Victor Ahipene: My previous podcast that had a couple hundred episodes of was the youngpreneurs podcasts. So it was all these people going, we need entrepreneurship and skulls that I want to do it and I want to help it and everything like that. So if that helps give people a bit more guidance going into an ever changing world in a more behind you. So just to wrap up, just to wrap up a couple of questions for people who were probably where you were. We’re, all of us were at some stage in our life we were scared of public speaking. What’s the best tip you’ve ever been given? Or the biggest observation you’ve seen from good or and slash or bad speakers while you’ve been on the circuit?


Trav Bell: Yeah. Look, I think the road to authenticity is, is a must. You must get as authentic as you possibly can as fast as possible. Don’t try and be someone else. Don’t try and be, you know, I love the saying, you know, we’re always comparing our behind the scenes footage with someone else’s highlights reel and what we’ve got to do is be yourself prior to I’m 45 and up until a year ago, I don’t know, my girlfriend’s like he’s got a mobile and so and I, I purposely had that because I just love going against the rules to be honest, but here’s the thing, if a corporate, and I’ve spoken at ICIC, I’ve spoken at the Australian Big Investment Securities Commission, the government, all these highfalutin sort of organizations that are all buttoned up than suited up and Iraq in there with, with literally Jane’s on Mohawk earrings, tats the whole thing and at the end of the day tee shirt, the end of the day, speakers who are listening to this be yourself because what they don’t want when they go and hire you as a speaker, as a thought leader, is they don’t want to shoot them.


They don’t want someone that’s like them.
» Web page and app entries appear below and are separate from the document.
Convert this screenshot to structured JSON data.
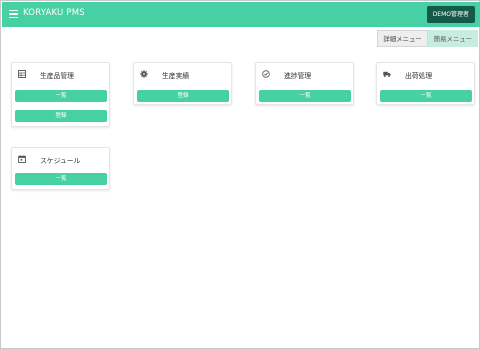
{
  "header": {
    "app_title": "KORYAKU PMS",
    "user_button": "DEMO管理者"
  },
  "menu_toggle": {
    "detail_label": "詳細メニュー",
    "simple_label": "簡易メニュー",
    "active": "simple"
  },
  "cards": {
    "products": {
      "title": "生産品管理",
      "icon": "grid-icon",
      "buttons": [
        "一覧",
        "登録"
      ]
    },
    "results": {
      "title": "生産実績",
      "icon": "gear-icon",
      "buttons": [
        "登録"
      ]
    },
    "progress": {
      "title": "進捗管理",
      "icon": "clock-check-icon",
      "buttons": [
        "一覧"
      ]
    },
    "shipping": {
      "title": "出荷処理",
      "icon": "truck-icon",
      "buttons": [
        "一覧"
      ]
    },
    "schedule": {
      "title": "スケジュール",
      "icon": "calendar-icon",
      "buttons": [
        "一覧"
      ]
    }
  },
  "colors": {
    "brand": "#46d0a4",
    "dark": "#155a49",
    "active_toggle": "#c7ece0"
  }
}
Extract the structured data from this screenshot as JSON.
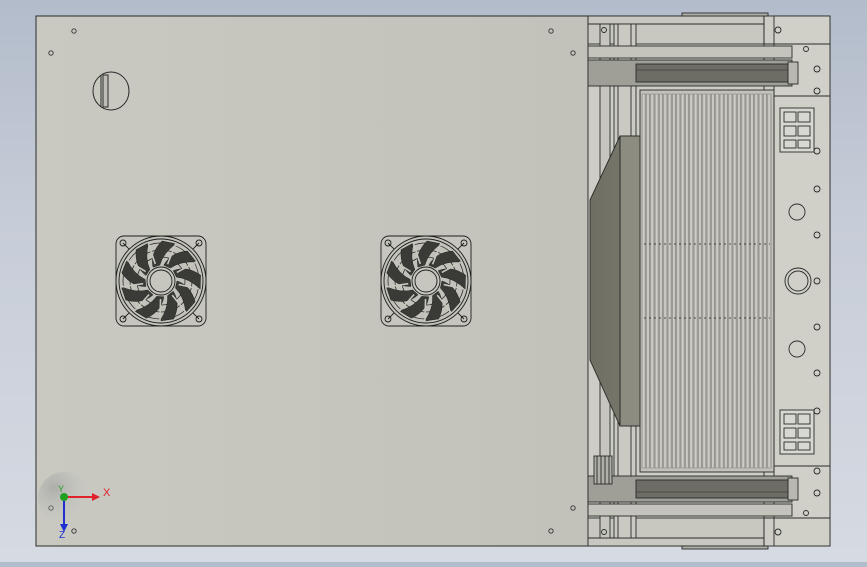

Your, your, your ideas, your intellectual property is designed. Should be designed to go in there and disrupt. Not an anarchy and it can’t stick a, I’m saying that right, but, but um, but at the end of the day mate, you know, it’s to give them another lens or another filter, another perspective to look at their life through or their business or their business. You’ve got to go in there and give them. Otherwise you add no value. Right? The other thing that I wanted to add is the founder of the Professional Speakers Association of Australia. Winston Marsh said, you’ve got to be a better marketer of what you do than a doer of what you do. Better marketer of what you do than what you do. So don’t think that you just being a great speaker or writer from stage is going to cut it. You know, my advice to everyone is pick a highway, and then pick a lane, own the lane. Pick a highway and pick a lane, own the lane.


Lastly is just speak the yes man, and just don’t think that your Auntie Robin’s coming into blocks. You’re not, um, and you need to go out and speak and I can look at any up and coming speaker and whether they’re going to be good not, but just looking at the calendar, are you doing the cheap rotary 20, we know the plot and the and the, you know, the rubber chicken and uh, you know, you’re doing this, you gotta do you gotta do that Hustle in order to work your speaking muscles. And I didn’t mean to run that at all, but you know, at the end of the day you’ve got to go out. Even the best speakers in the world is still doing freebies. And this is the good thing about freebies is where you can go out and really hone your craft, see if your jokes, metaphors, stories pop or absolutely, you know, bomb. So go out there, speak as much as possible.


Victor Ahipene: We’ll link all of those tips and public speaking Trav, thank you so much and I just want to welcome you to speak a nation. If people want to find out more about you or what you’re doing, where can they go? What can they do?


Trav Bell: Pretty easy night. They just go to and uh, pretty much go from there and I’m all over the socials either as bell ash, the bucket list guy.


Victor Ahipene: Cool. Well we’ll link all of those in the show notes, as well as tribes Ted talk and uh, all the links to get in touch with them. So thanks again. And it’s been an absolute pleasure and I look forward to touching base when we happened to be in the same city around the world or even more likely around Australia now.


Trav Bell: Thanks.